WP: Dana Priest on Iraq and Afghanistan

Just pulling out interesting tidbits:

Princeton, N.J.: A high probability scenario seems to be that our troops are withdrawn from Iraq within a year and the country falls into chaos—civil war, what have you. I think we should at least be thinking about this. Some questions:

  1. Will Turkey invade the North?

  2. Will Iran invade the South?

  3. What will happen to Baghdad?

Dana Priest: If the scenario plays out, then yes on one and two unless we can get some sort of deal going now–which is probably more likely in the north than with Iran. Since Turkey still wants to be considered a good actor in the European context. Iran is much more problematic. They may well believe a war is inevitable, but they will eventually win a section, so it will be worth it. Baghdad, under that scenario, would eventually go to the Iranian/Shiites too unless we see the Sunni neighboring states jumping in and then, who knows. But it’s the worst case scenario and right now it does not seem out of the question, unfortunately.

Baltimore, Md.: From your reporting, do you get a sense whether anyone of authority in the administration really knew the history of Iraq? That it was an artificial state created from the leavings of the Ottoman Empire, much as Yugoslavia was created after the Austro-Hungarian empire fell apart. Both “countries” were only held together by ironwilled dictators, although Tito was a hell of a lot more benign than Saddam. I really get the sense that Rumsfeld, Rice, et al. slept through their modern history classes, if they took any.

Dana Priest: Basic facts and analysis, which was easy to come by and all around the Washington think-tanks, etc. before the war, appeared to have been totally ignored. It was stunning at the time, and remains so today.

Los Angeles, Calif.: CBS recently aired footage of a training camp somewhere in Pakistan or Afghanistan. They also aired footage of Taliban soldiers burning a new school down in Afghanistan.

What does all this mean? Are we even making a dent over there?

In Peter Bergen’s book Holy War, he states there were approximately 4,000 soldiers loyal to bin Laden before 9/11.

What is our intelligence community saying about that number now?

Thank you.

Dana Priest: It says things are on a downward spiral in parts of Afghanistan and certainly the border areas of Pakistan. Poppy crop production at record highs. Taliban and Al Qaeda finding new safe zones. Not good at all. For the 4,000 pre-9/11 I think you’de find a hundred-fold increase beginning somewhere in 2004, with the insurgency in Iraq. Check out the CIA’s website and its 2020 report. The agency’s view that Iraq is the new front on terror and source of recruiting is now common wisedom. They aren’t necessarily followers of bin Laden as much as followers of his ideology.
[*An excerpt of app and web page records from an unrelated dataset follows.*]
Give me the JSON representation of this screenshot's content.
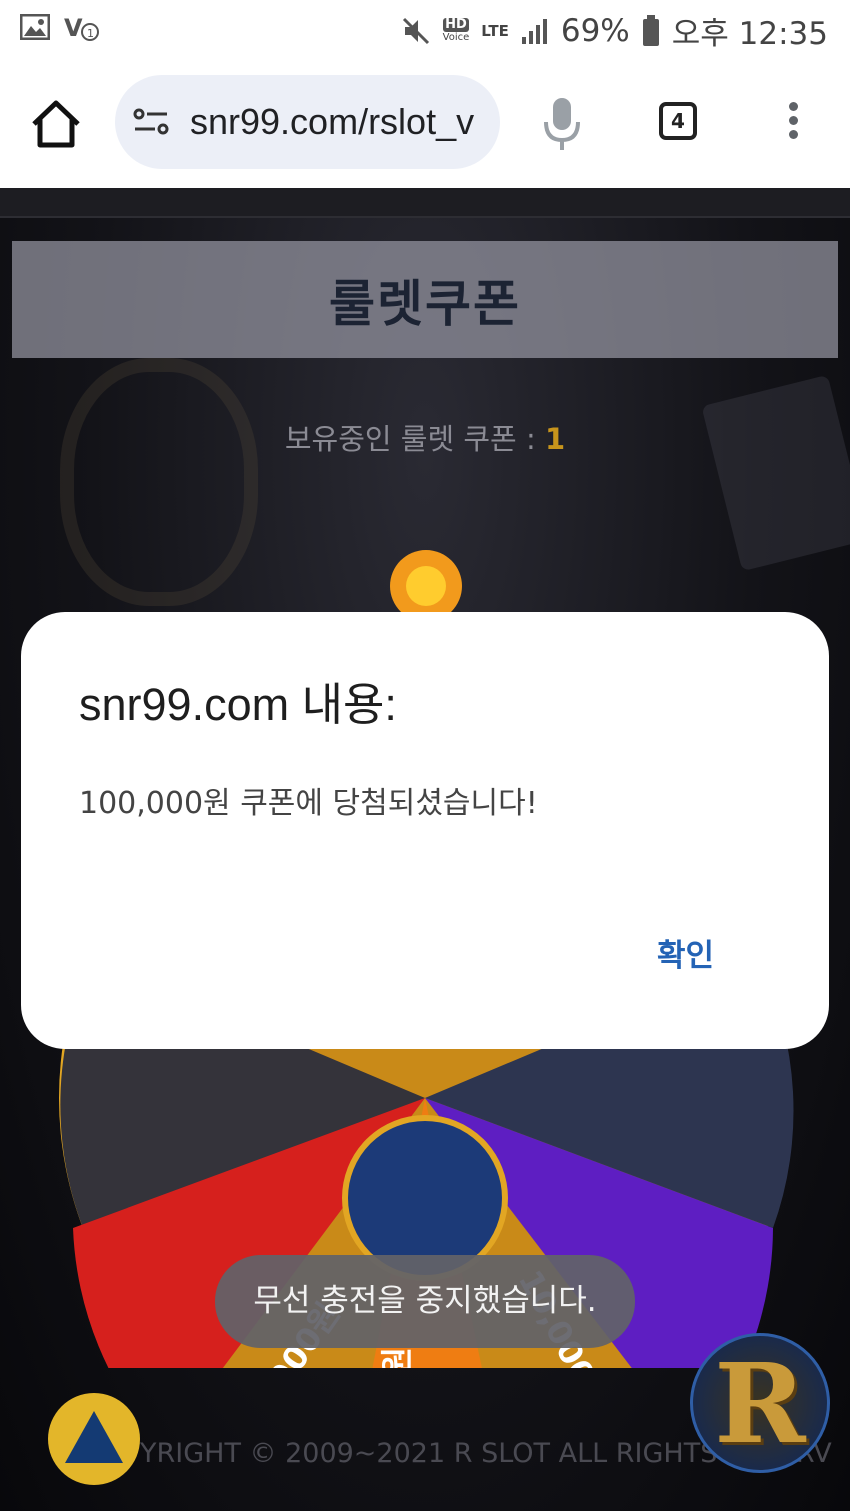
{
  "status_bar": {
    "battery_percent": "69%",
    "clock": "오후 12:35",
    "hd_label": "HD",
    "voice_label": "Voice",
    "network": "LTE",
    "icons": [
      "gallery-icon",
      "vpn-key-icon",
      "mute-icon",
      "signal-icon",
      "battery-icon"
    ]
  },
  "browser": {
    "url": "snr99.com/rslot_v",
    "tab_count": "4",
    "icons": [
      "home-icon",
      "site-settings-icon",
      "mic-icon",
      "tab-switcher-icon",
      "menu-icon"
    ]
  },
  "page": {
    "title": "룰렛쿠폰",
    "coupon_label": "보유중인 룰렛 쿠폰 : ",
    "coupon_count": "1",
    "wheel_labels": [
      "30,000원",
      "000원",
      "10,000원"
    ],
    "copyright": "YRIGHT © 2009~2021 R SLOT ALL RIGHTS RESERV",
    "logo_letter": "R",
    "colors": {
      "wheel_rim": "#e2a623",
      "seg_red": "#d6201d",
      "seg_orange": "#ef7d12",
      "seg_purple": "#5e1ec2",
      "seg_navy": "#2d3550",
      "seg_dark": "#34333a"
    }
  },
  "dialog": {
    "title": "snr99.com 내용:",
    "message": "100,000원 쿠폰에 당첨되셨습니다!",
    "ok_label": "확인"
  },
  "toast": {
    "message": "무선 충전을 중지했습니다."
  }
}
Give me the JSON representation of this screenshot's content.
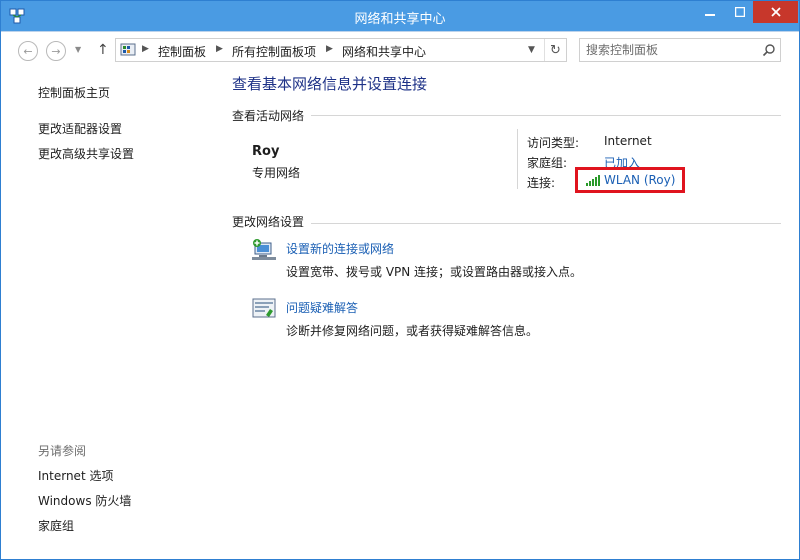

Bethesda, Md.: A new Zogby poll finds that 85% of our soldiers in Iraq believe they are there “to retaliate for Saddam’s role in the 9-11 attacks”. This is of course largely due to the conflation campaign Messers Bush and Cheney waged on America once they had decided to invade. How do journalists who resolutely stood silent as that was happening feel now about their tacit complicity? Is this what they mean by “support the troops”?

Dana Priest: I don’t know any journalists writing on national security who did this. But I do know lots of people who make that accusation and who, coincidentally, don’t seem to have read any of the dozens of stories printed at the time that pointed out there was not connection between Saddam Hussein and 9-11.



Denver, Colo.: Do you think The Washington Post story today about the underreporting of execution style deaths in Iraq since the Samarra bombing is an indication of an escalating civil war?

Dana Priest: Looks that way, yes.

Arlington, Va.: It could be debated the the intelligence community is fundamentally chained to the administrations policy goals and implementation. This was greatly exemplified by the Iraq war and the gross misuse of intelligence information. Do you think steps are being made to alleviate this dilemma or is the problem merely growing?

Dana Priest: Briefly, I think the problem is growing.

Fair Oaks, Va.: Where do you see the “incursion” of Special Forces into present/former CIA activities playing out in the “War on Terror”? Does CIA leadership have to “power” to force a pullback?

Dana Priest: Evergrowing, and by the time the CIA realizes what’s hit them, it will be two years too late. It’s already too late. I don’t think Goss makes much of these issues with Rumsfeld.